• **ABOUT THIS EXERCISE**
Please work out how many lines in the material below contain the string "Ürün", and answer with that number only.

(MATERIAL FOR THIS EXERCISE begins)

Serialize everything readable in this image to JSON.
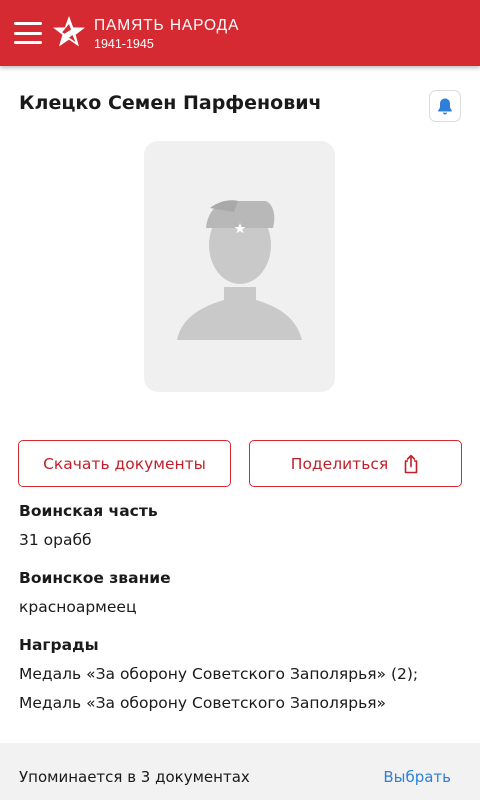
{
  "header": {
    "title": "ПАМЯТЬ НАРОДА",
    "years": "1941-1945",
    "menu_icon": "hamburger-menu-icon",
    "logo_icon": "red-star-logo-icon",
    "background_color": "#d62a32"
  },
  "person": {
    "name": "Клецко Семен Парфенович",
    "photo_placeholder_icon": "soldier-silhouette-icon",
    "subscribe_icon": "bell-icon"
  },
  "actions": {
    "download_label": "Скачать документы",
    "share_label": "Поделиться",
    "share_icon": "share-icon"
  },
  "details": [
    {
      "label": "Воинская часть",
      "value": "31 орабб"
    },
    {
      "label": "Воинское звание",
      "value": "красноармеец"
    },
    {
      "label": "Награды",
      "values": [
        "Медаль «За оборону Советского Заполярья» (2);",
        "Медаль «За оборону Советского Заполярья»"
      ]
    }
  ],
  "footer": {
    "mentions": "Упоминается в 3 документах",
    "choose_label": "Выбрать",
    "link_color": "#2f7fd9"
  }
}
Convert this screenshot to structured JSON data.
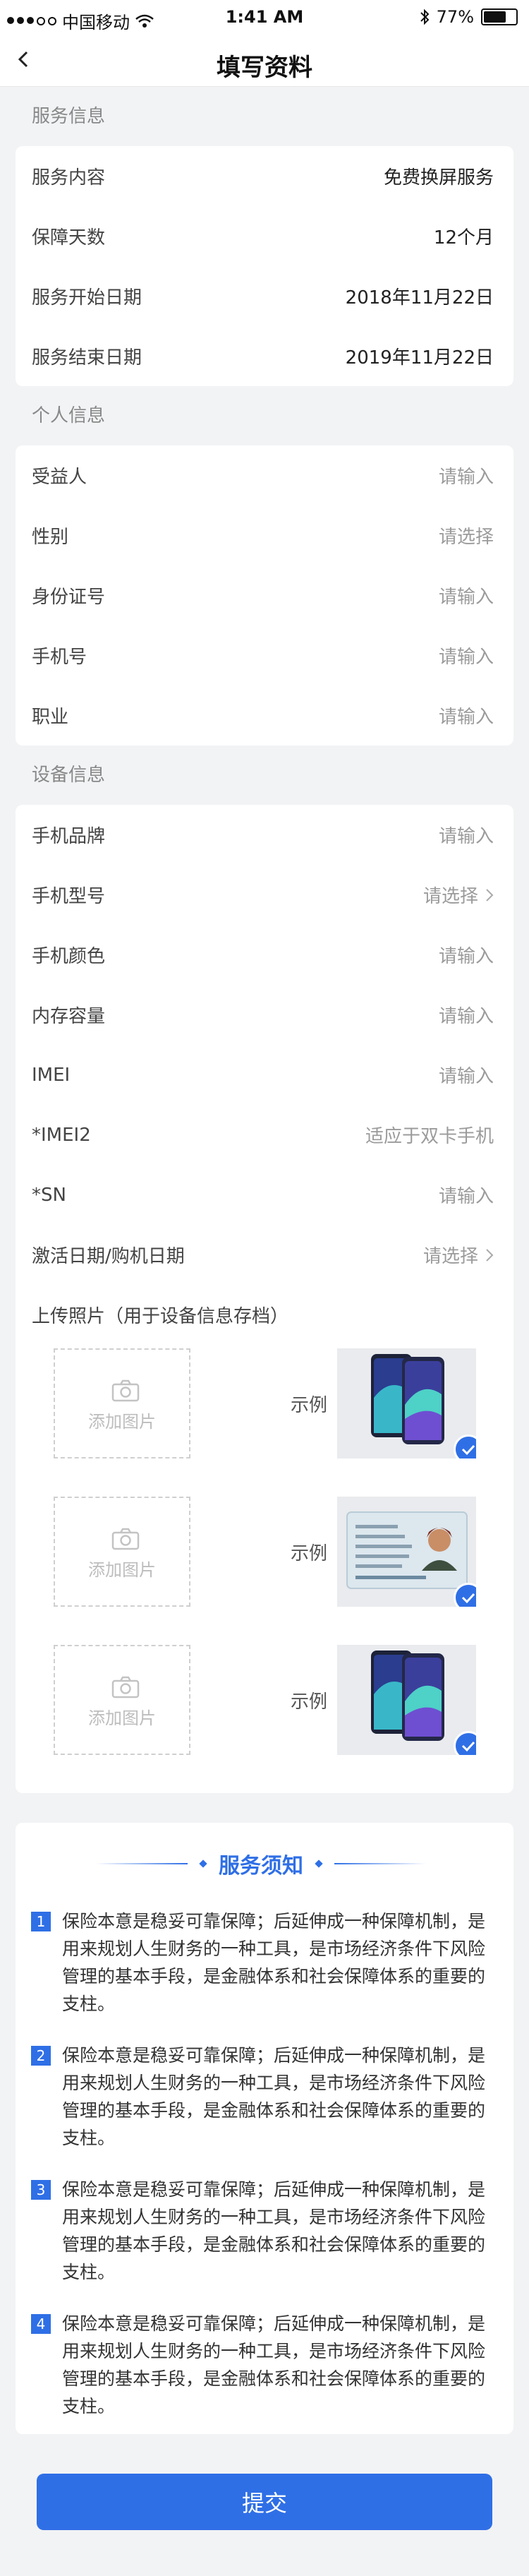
{
  "status": {
    "carrier": "中国移动",
    "time": "1:41 AM",
    "battery": "77%",
    "battery_level": 0.77
  },
  "header": {
    "title": "填写资料"
  },
  "service": {
    "title": "服务信息",
    "rows": [
      {
        "label": "服务内容",
        "value": "免费换屏服务"
      },
      {
        "label": "保障天数",
        "value": "12个月"
      },
      {
        "label": "服务开始日期",
        "value": "2018年11月22日"
      },
      {
        "label": "服务结束日期",
        "value": "2019年11月22日"
      }
    ]
  },
  "personal": {
    "title": "个人信息",
    "rows": [
      {
        "label": "受益人",
        "placeholder": "请输入"
      },
      {
        "label": "性别",
        "placeholder": "请选择"
      },
      {
        "label": "身份证号",
        "placeholder": "请输入"
      },
      {
        "label": "手机号",
        "placeholder": "请输入"
      },
      {
        "label": "职业",
        "placeholder": "请输入"
      }
    ]
  },
  "device": {
    "title": "设备信息",
    "rows": [
      {
        "label": "手机品牌",
        "placeholder": "请输入"
      },
      {
        "label": "手机型号",
        "placeholder": "请选择"
      },
      {
        "label": "手机颜色",
        "placeholder": "请输入"
      },
      {
        "label": "内存容量",
        "placeholder": "请输入"
      },
      {
        "label": "IMEI",
        "placeholder": "请输入"
      },
      {
        "label": "*IMEI2",
        "placeholder": "适应于双卡手机"
      },
      {
        "label": "*SN",
        "placeholder": "请输入"
      },
      {
        "label": "激活日期/购机日期",
        "placeholder": "请选择"
      }
    ],
    "upload_title": "上传照片（用于设备信息存档）",
    "add_photo_label": "添加图片",
    "example_label": "示例"
  },
  "notice": {
    "title": "服务须知",
    "items": [
      {
        "num": "1",
        "text": "保险本意是稳妥可靠保障；后延伸成一种保障机制，是用来规划人生财务的一种工具，是市场经济条件下风险管理的基本手段，是金融体系和社会保障体系的重要的支柱。"
      },
      {
        "num": "2",
        "text": "保险本意是稳妥可靠保障；后延伸成一种保障机制，是用来规划人生财务的一种工具，是市场经济条件下风险管理的基本手段，是金融体系和社会保障体系的重要的支柱。"
      },
      {
        "num": "3",
        "text": "保险本意是稳妥可靠保障；后延伸成一种保障机制，是用来规划人生财务的一种工具，是市场经济条件下风险管理的基本手段，是金融体系和社会保障体系的重要的支柱。"
      },
      {
        "num": "4",
        "text": "保险本意是稳妥可靠保障；后延伸成一种保障机制，是用来规划人生财务的一种工具，是市场经济条件下风险管理的基本手段，是金融体系和社会保障体系的重要的支柱。"
      }
    ]
  },
  "submit_label": "提交",
  "colors": {
    "accent": "#2f6fe6",
    "background": "#f2f3f5"
  }
}
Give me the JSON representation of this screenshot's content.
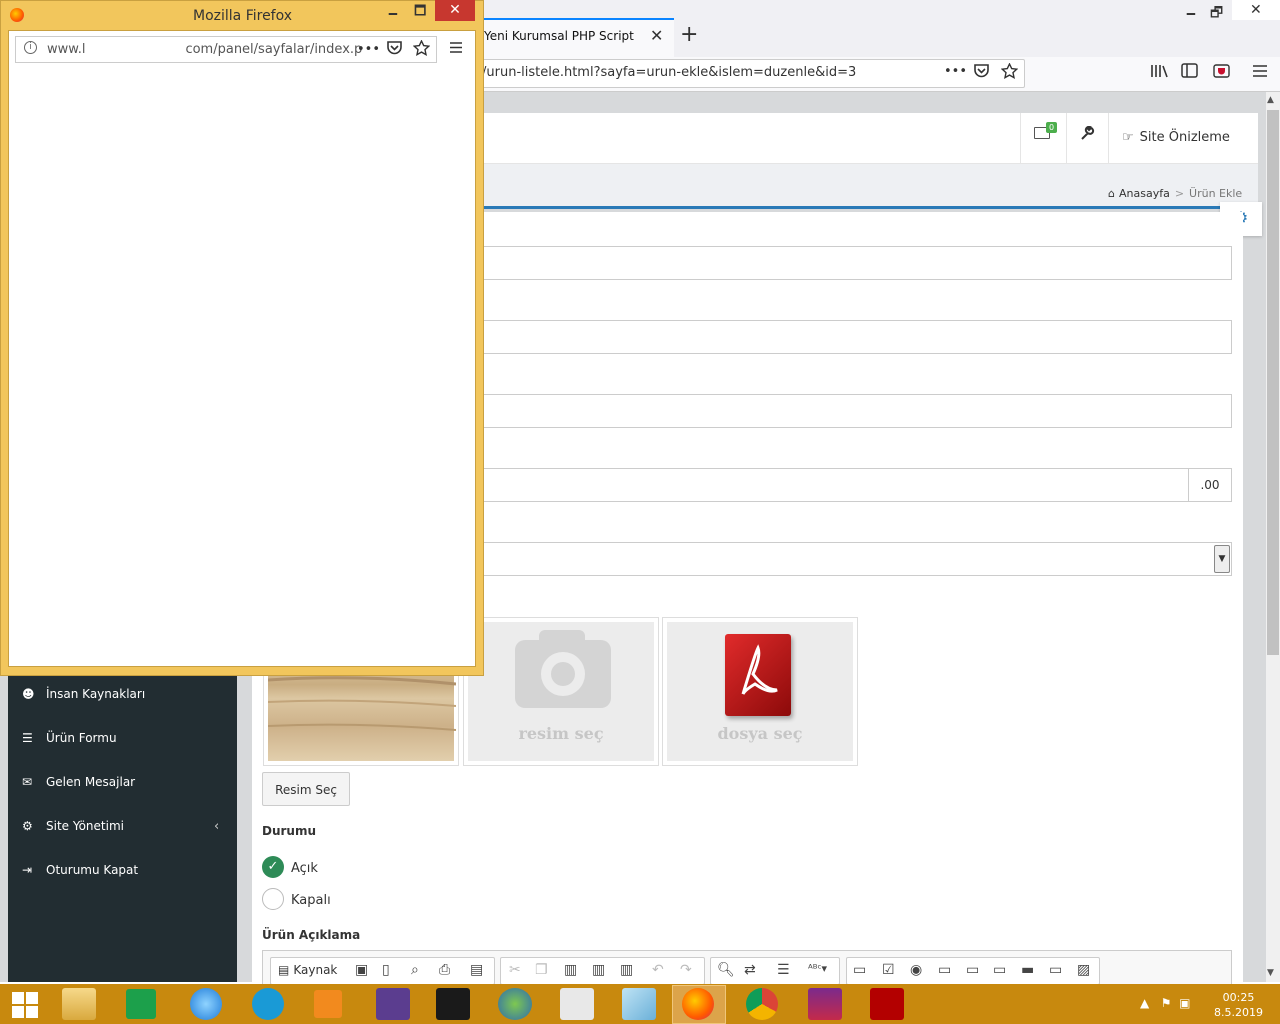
{
  "browser": {
    "tab_title": "Yeni Kurumsal PHP Script",
    "tab_close": "✕",
    "new_tab": "+",
    "url": "/urun-listele.html?sayfa=urun-ekle&islem=duzenle&id=3",
    "more": "•••",
    "window_min": "🗕",
    "window_max": "🗗",
    "window_close": "✕"
  },
  "header": {
    "mail_badge": "0",
    "preview_label": "Site Önizleme"
  },
  "breadcrumb": {
    "home": "Anasayfa",
    "separator": ">",
    "current": "Ürün Ekle"
  },
  "form": {
    "price_suffix": ".00",
    "thumb_select_image": "resim seç",
    "thumb_select_file": "dosya seç",
    "select_image_button": "Resim Seç",
    "status_label": "Durumu",
    "status_options": [
      "Açık",
      "Kapalı"
    ],
    "description_label": "Ürün Açıklama",
    "editor_source_button": "Kaynak"
  },
  "sidebar": {
    "items": [
      {
        "label": "İnsan Kaynakları",
        "icon": "users-icon"
      },
      {
        "label": "Ürün Formu",
        "icon": "list-icon"
      },
      {
        "label": "Gelen Mesajlar",
        "icon": "envelope-icon"
      },
      {
        "label": "Site Yönetimi",
        "icon": "cogs-icon"
      },
      {
        "label": "Oturumu Kapat",
        "icon": "sign-out-icon"
      }
    ]
  },
  "popup": {
    "title": "Mozilla Firefox",
    "url_prefix": "www.l",
    "url_suffix": "com/panel/sayfalar/index.p",
    "more": "•••",
    "close": "✕",
    "min": "🗕",
    "max": "🗖"
  },
  "taskbar": {
    "time": "00:25",
    "date": "8.5.2019"
  },
  "colors": {
    "accent_blue": "#2a7ab7",
    "sidebar_bg": "#222d32",
    "taskbar_bg": "#c8890e",
    "popup_frame": "#f2c65c",
    "radio_checked": "#2e8b57"
  }
}
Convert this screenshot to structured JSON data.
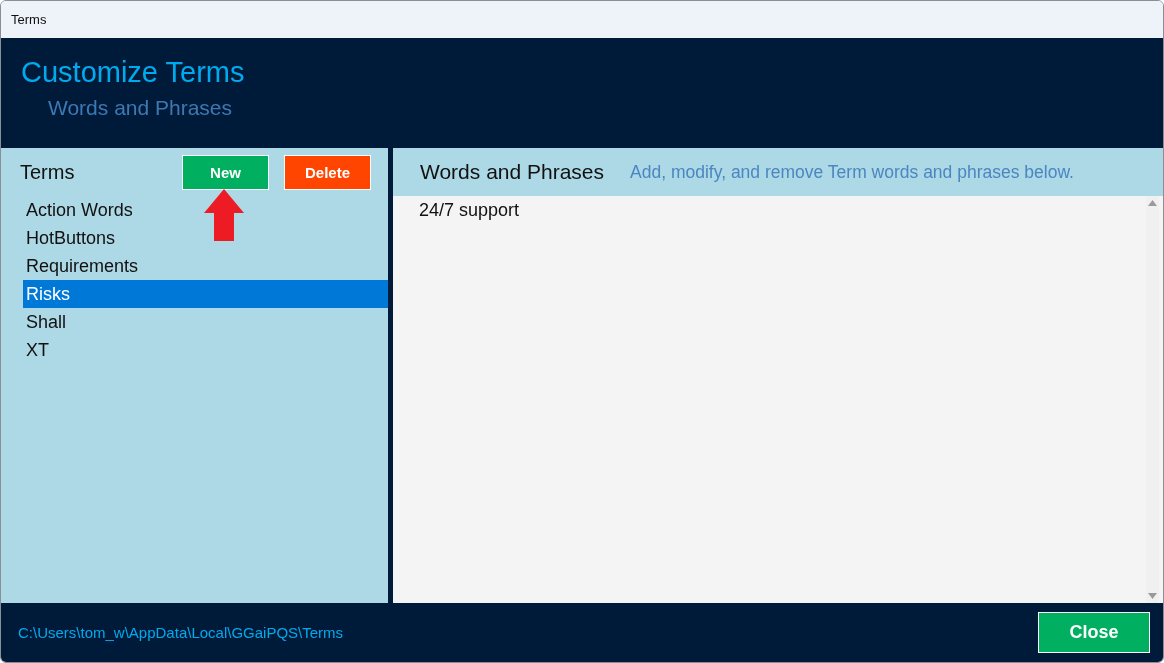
{
  "window": {
    "title": "Terms"
  },
  "header": {
    "title": "Customize Terms",
    "subtitle": "Words and Phrases"
  },
  "terms_panel": {
    "title": "Terms",
    "buttons": [
      {
        "label": "New",
        "kind": "new"
      },
      {
        "label": "Delete",
        "kind": "delete"
      }
    ],
    "items": [
      {
        "label": "Action Words",
        "selected": false
      },
      {
        "label": "HotButtons",
        "selected": false
      },
      {
        "label": "Requirements",
        "selected": false
      },
      {
        "label": "Risks",
        "selected": true
      },
      {
        "label": "Shall",
        "selected": false
      },
      {
        "label": "XT",
        "selected": false
      }
    ]
  },
  "phrases_panel": {
    "title": "Words and Phrases",
    "hint": "Add, modify, and remove Term words and phrases below.",
    "value": "24/7 support"
  },
  "status_bar": {
    "path": "C:\\Users\\tom_w\\AppData\\Local\\GGaiPQS\\Terms",
    "close_button": "Close"
  }
}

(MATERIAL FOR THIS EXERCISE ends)

• **RESPONSE**
3